Fisk said he had considered retirement after leaving the Browns.
In Cleveland, Fisk lost his starting job as a new coaching staff overhauled the team’s defensive alignment, switching from four defensive linemen and three linebackers (4-3) on most plays to the opposite alignment (3-4). In the 4-3, defensive players are asked to attack the backfield.
In the 3-4, they are generally asked to occupy blockers so the linebackers behind them can make the majority of the tackles. Fisk, who at 6-foot-3 and 300 pounds is considered undersized for an NFL defensive tackle, was asked to play nose tackle for the Browns, a position that usually requires an especially enormous player.
As point of reference, Fisk’s replacement in Cleveland is former Raider Ted Washington, who weighs 365 pounds.
The Rams offered him the chance to play in a system similar to the one employed by Tennessee, with whom Fisk went to the Super Bowl in 2000. St. Louis’ new coaching staff also wanted him to play as part of a rotation at defensive tackle, taking about 25 snaps per game.
“That’s a good amount for me,” Fisk said. “Any more than that and my age starts to show.”
Before the Rams reported for training camp Thursday, Fisk had been around his new teammates once this year, at St. Louis’ mandatory minicamp last month. But he likes the atmosphere so far.
“You never know how you’re going to fit in coming into a locker room,” Fisk said. “I had some experience when I went back for minicamp. It’s a good group of people, which will make it an easier transition.
“Everyone’s on their toes a little bit,” he said. “This is actually the third time I’ve come in with a new coaching staff. People watch themselves pretty closely because they don’t really know what to expect.”
He’s spent his offseason in Davis with his family, working out at Peak Performance Gym and doing his running in the Greenbelt.
“I’ve done my own program, doing the things that work for me,” Fisk said. “Mostly I’ve been picking and choosing from the programs I’ve done in the past. I know what works for me and what I don’t need to do.”

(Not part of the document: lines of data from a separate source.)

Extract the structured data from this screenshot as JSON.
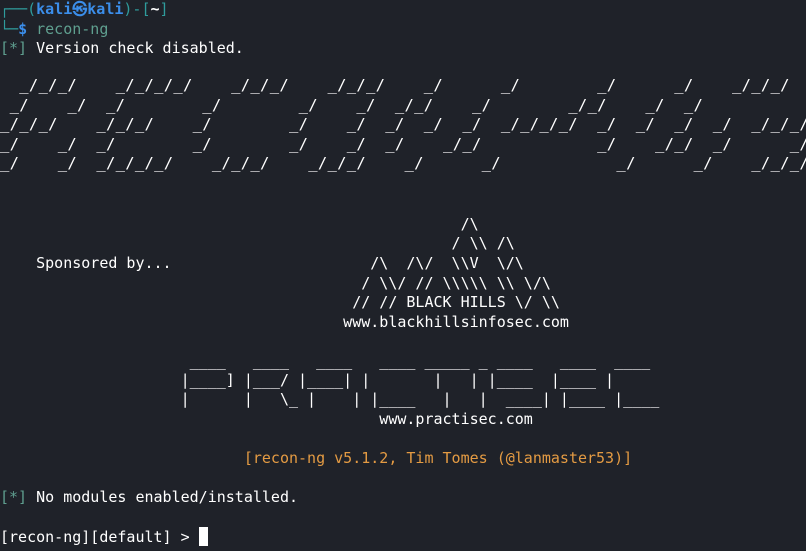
{
  "prompt": {
    "corner_top": "┌──(",
    "user": "kali",
    "at": "㉿",
    "host": "kali",
    "sep": ")-[",
    "cwd": "~",
    "close": "]",
    "corner_bottom": "└─",
    "dollar": "$",
    "command": " recon-ng"
  },
  "messages": {
    "version_tag": "[*]",
    "version_text": " Version check disabled.",
    "modules_tag": "[*]",
    "modules_text": " No modules enabled/installed."
  },
  "banner": {
    "recon_ng_art": "  _/_/_/    _/_/_/_/    _/_/_/    _/_/_/    _/      _/        _/      _/    _/_/_/\n _/    _/  _/        _/        _/    _/  _/_/    _/        _/_/    _/  _/\n_/_/_/    _/_/_/    _/        _/    _/  _/  _/  _/  _/_/_/_/  _/  _/  _/  _/  _/_/_/\n_/    _/  _/        _/        _/    _/  _/    _/_/            _/    _/_/  _/      _/\n_/    _/  _/_/_/_/    _/_/_/    _/_/_/    _/      _/            _/      _/    _/_/_/"
  },
  "sponsor1": {
    "label": "    Sponsored by...",
    "art_1": "                                                   /\\",
    "art_2": "                                                  / \\\\ /\\",
    "art_3": "                                         /\\  /\\/  \\\\V  \\/\\",
    "art_4": "                                        / \\\\/ // \\\\\\\\\\ \\\\ \\/\\",
    "art_5": "                                       // // BLACK HILLS \\/ \\\\",
    "url": "                                      www.blackhillsinfosec.com"
  },
  "sponsor2": {
    "art_1": "                     ____   ____   ____   ____ _____ _ ____   ____  ____",
    "art_2": "                    |____] |___/ |____| |       |   | |____  |____ |",
    "art_3": "                    |      |   \\_ |    | |____   |   |  ____| |____ |____",
    "url": "                                          www.practisec.com"
  },
  "version_line": "                           [recon-ng v5.1.2, Tim Tomes (@lanmaster53)]",
  "repl_prompt": "[recon-ng][default] > "
}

He’ll back in Northern California at least twice more before the end of the year. The meet NFC West foe San Francisco on Sept. 17 and then travel back to the Bay Area to meet the Raiders on Dec. 17.